A client recently said, “Anna, I’ve been working on my relationship with food and my body for a long time. I feel pretty confident and stable in recovery. When do I get to work on changing my body?” And I replied, “You mean, when do you earn the right to lose weight?” To which she responded, “Exactly.”
This may resonate with you on your own journey with body and food. I’ve heard similar versions of this dialogue from several clients. A rendition of, “Now can I lose weight the ‘right’ way?”
First, what is always true is you have body autonomy. You have every right to claim your body in whatever ways feels true to you.
With that said, if weight loss feels true to you, I would want to understand why.
Why do you want to lose weight? What do you believe would be different for you if you lost weight? What is unacceptable about your current shape and size?
Almost universally, I hear clients say they will “feel more confident” if they lose weight. When I hear that, I interpret that to mean, “I believe I am more likely to be accepted and loved by others. Even admired. I can show up in my body in spaces and not worry about rejection. I will also find myself more acceptable and loveable; therefore, I won’t reject myself.”
It is true that our society reinforces weight loss, admires weight loss, and gives more respect and admiration to people in smaller sizes. It then follows that it makes sense that you may believe you would feel more confident by also being in a smaller size. You may even experience, in your history of weight change, an increased sense of confidence in a smaller size.
But what is that confidence based on? It is based on something external to you. It is based on perception. And something external is never sustainable. True confidence is an inside job.
And true belonging is not a size. The diet industry thrives on our fears of rejection and loneliness and perpetuates the lie that diverse bodies are unacceptable. People of every shape and size belong. They are found in communities, marriages, families, and every type of relationship available to our species. If we take the time to notice all the humans around us in all their diversity, we will know this to be true.
Therefore confidence and belonging is not size dependent.
Another common reason to want to lose weight is for “health.”

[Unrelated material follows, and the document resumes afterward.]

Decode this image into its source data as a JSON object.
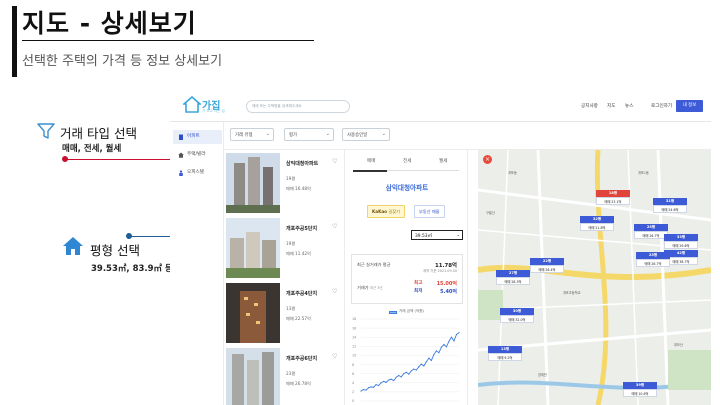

It is also a fallacy that size is an indicator of health. If health was really your truth, weight loss would likely be counterproductive to this goal. In pursuit of health, some people find organic weight change to be a byproduct. But this is by no means universal, nor is it the goal. Health is about nourishing and moving your body appropriately. It is about taking care of your body and yourself. Deprivation in service of weight loss is not health.
The “health” reason to pursue weight loss is almost universally a cover-up for continued body dissatisfaction.
Ok, so obviously, based on my profession, training, and experience, you know I’m biased. So this is where I will say weight loss, or even pursuing it, isn’t inherently bad.
What matters is the why underneath the what. Why do you want to lose weight?
I am chronically and deeply saddened by our culture’s obsession with weight and weight loss. In my experience, there are very few whys for the pursuit of weight loss that aren’t based on false premises or cultural lies. I desperately want to live in a world where our mental and physical energies are spent pursuing our actual truths. In pursuit of our true passions. In pursuit of our contributions. Not in pursuit of how much (or little) space we believe we should occupy in our bodies.
We all deserve to take up space. Body acceptance and true confidence are not earned through body change. Our bodies, as they are, are acceptable and worthy of love and belonging. Peace with our bodies can be found in any size.